By Thomas Hauser
In 1980, in response to the Soviet Union's invasion of Afghanistan, the Carter Administration sought to organize a boycott of the Moscow Olympics. As part of that effort, it sent Muhammad Ali to five African nations to gather support for America's position. Ali's trip was a disaster. Time magazine later called it, "The most bizarre diplomatic mission in recent US history."
Some African officials viewed Ali's presence as a racial insult. "Would the United States send Chris Evert to negotiate with London?" one Tanzanian diplomat demanded.
Ali himself seemed confused regarding the facts underlying his role and was unable to explain why African nations should boycott the Moscow Olympics when, four years earlier, the United States had refused to join 29 African countries in boycotting the Montreal Olympics over South Africa's place in the sporting world.
"Maybe I'm being used to do something that ain't right," Ali conceded at one point.

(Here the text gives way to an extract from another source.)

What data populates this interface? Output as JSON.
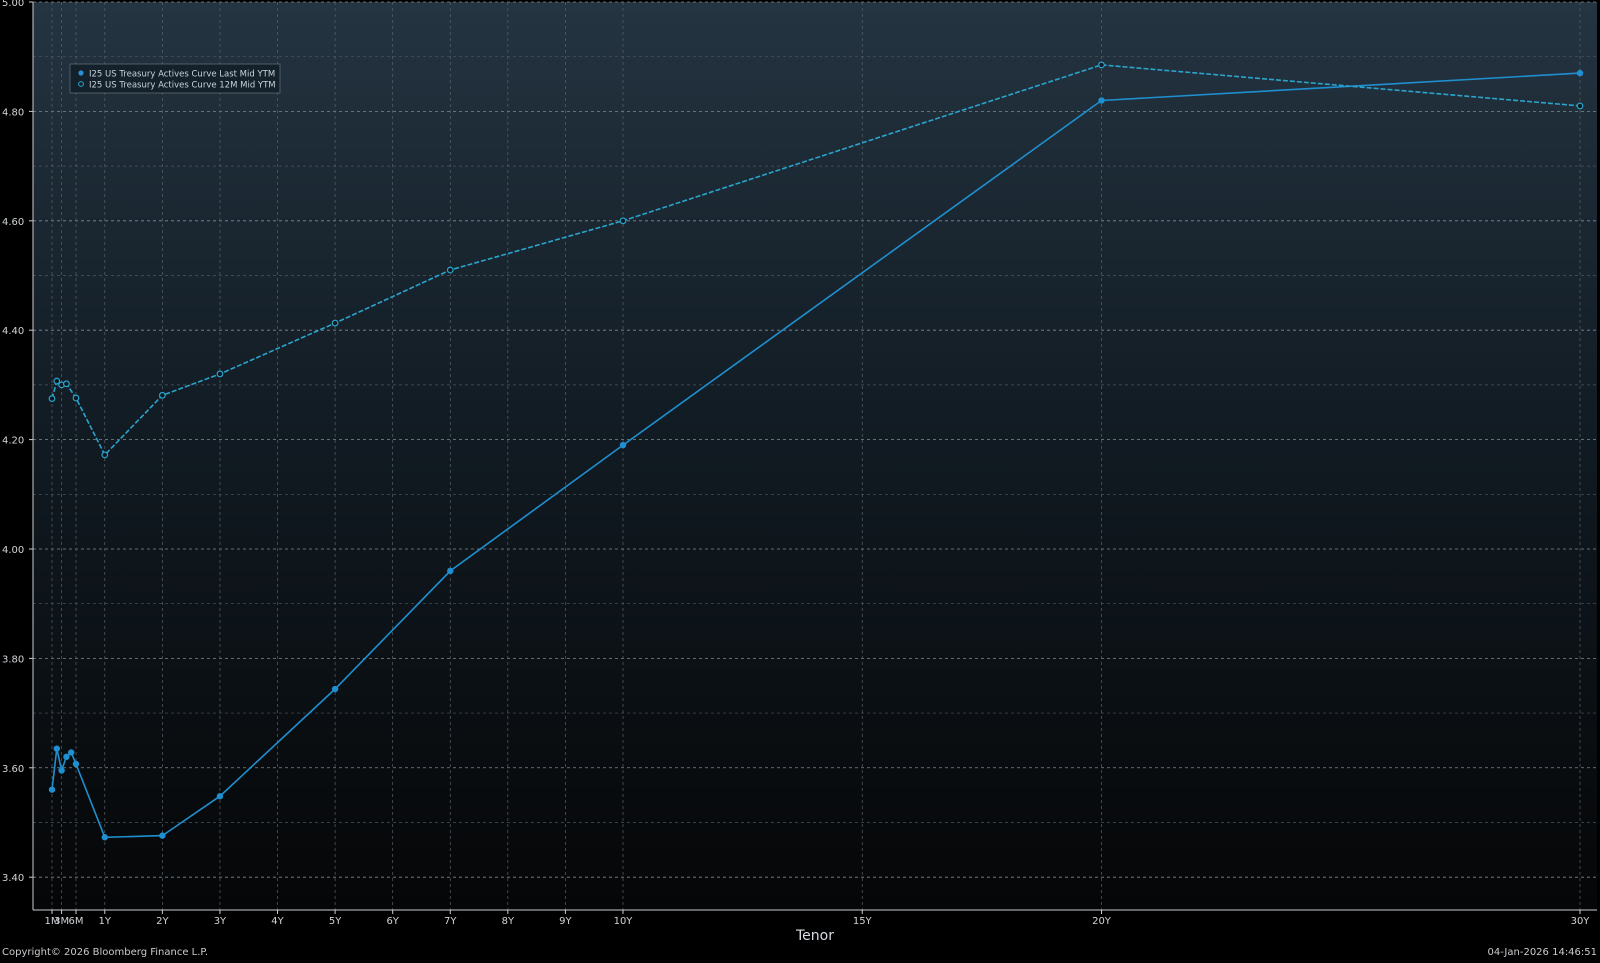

In Kenya, he announced that Jimmy Carter had put him "on the spot" and sent him "around the world to take the whupping over American policies," and said that, if he'd known the "whole history of America and South Africa," he "probably wouldn't have made the trip."
That bit of history is relevant now because Jack Valenti (president of the Motion Picture Association of America) has unveiled tentative plans for a one-minute public service announcement featuring Ali that will be broadcast throughout the Muslim world. The thrust of the message is that America's war on terrorism is not a war against Islam. The public service spot would be prepared by Hollywood 9/11 -- a group that was formed after movie industry executives met on November 11th with Karl Rove (a senior political advisor to George Bush). In Valenti's words, Ali would be held out as "the spokesman for Muslims in America."
The proposed public service announcement might be good publicity for the movie industry, but it's dangerous politics.
Ali is universally respected and loved, but he isn't a diplomat. He doesn't understand the complexities of geopolitics. His heart is pure, but his judgments and actions are at times unwise. An example of this occurred on December 19th at a fundraising event for the proposed Muhammad Ali Center. The center is intended to be an educational facility designed to promote tolerance and understanding among all people. At the fundraiser, Ali rose to tell several jokes.
"No! No! No! Don't," his wife Lonnie cried.
Despite her plea, Ali proceeded. "What's the difference between a Jew and a canoe?'' he asked. Then he supplied the answer: "A canoe tips.''
That was followed by, "A black, a Puerto Rican, and a Mexican are in a car. Who's driving?'' The answer? ''The police.''
Afterward, Sue Carls (a spokesperson for the Ali Center) sought to minimize the damage, explaining, "These are not new jokes. Muhammad tells them all the time because he likes to make people laugh, and he shocks people to make a point.'' Two days later, Lonnie Ali added, "Even the Greatest can tell bad jokes.''
The problem is, this is a situation where misjudgments and bad jokes can cost lives.
Ali is not a bigot. He tells far more "nigger" jokes than jokes about Hispanics and Jews. But Ali sometimes speaks and acts without considering the implications of his words and conduct. And he can be swayed by rhetoric; particularly when the speaker is a Muslim cleric with a following in some portion of the world.
What happens if, six months from now, Ali makes an intemperate statement about Israel? What happens if Ali calls for a halt to all American military action against terrorism in the heartfelt belief that a halt will save innocent lives? Will he then still be "the spokesman for Muslims in America."
Muhammad Ali leads best when he leads by example and by broad statements in support of tolerance and understanding among all people. To ask more of him in the current incendiary situation is looking for trouble.
To contact the author, please email: thauserrcn.com